The fight between tribal-backed Prop 26 and operator-backed Prop 27 was the most expensive battle in California election history. The two sides combined to spend more than $400 million.

Both sides lost by a large margin with Prop 27 receiving just 16% support. Since then, those former opponents to California tribes are starting to make amends.

“They understand now: they have to work with the tribes,” Silva said. “… That’s been the messaging that we’ve been sending to the big corporate guys like DraftKings and FanDuel, that yes, if sports betting comes to California there will be a relationship.

“But it won’t be operator to operator. It will be very much a different relationship.”

Not what California voters want

Silva said the polling data from various tribes suggest California voters do not want to hear about sports betting right now.

While 2026 would be the likely next opportunity for tribes, these proposals could let negative feelings from 2022 carry forward.

“So knowing that, trying to base our decisions and our path forward on actual information, not just how we feel, tribes decided we’re going to wait an election cycle, we’re going to let sports betting move out of the media and out of the voters mind and then work our way back into it in future cycles,” Silva said.

“And now, this throws it right back in the voter’s face.”

What would California sports betting look like?

If these proposals passed, sports betting could start around the beginning of the NFL betting season in September 2025. All licenses would come from tribes and those sportsbooks would be named after the tribe, instead of whichever company is operating the sportsbook.

That means no familiar brand names like DraftKings, FanDuel or Fanatics.
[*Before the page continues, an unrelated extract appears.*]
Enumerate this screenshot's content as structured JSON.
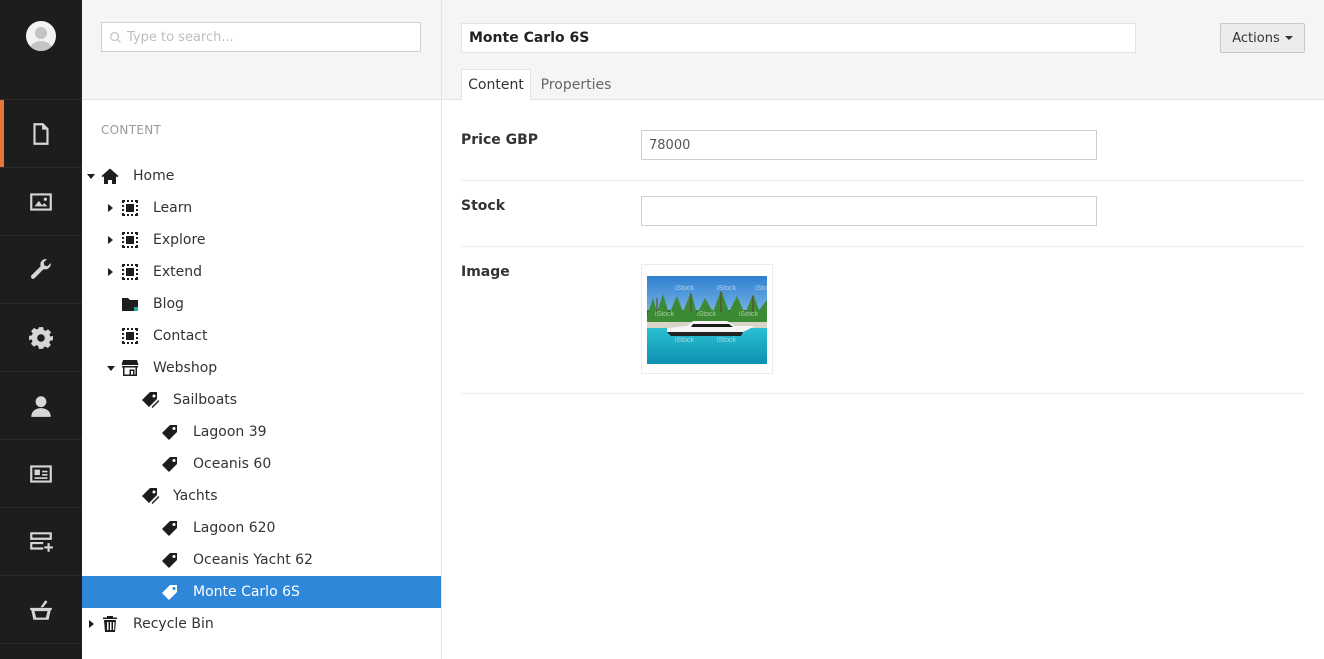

A company that is contracted to manage a sportsbook for the tribes could receive up to 40% of net revenue with a seven-year maximum contract.

The plan also calls for in-person account registration, in a seeming attempt to pacify tribes wanting to maintain foot traffic.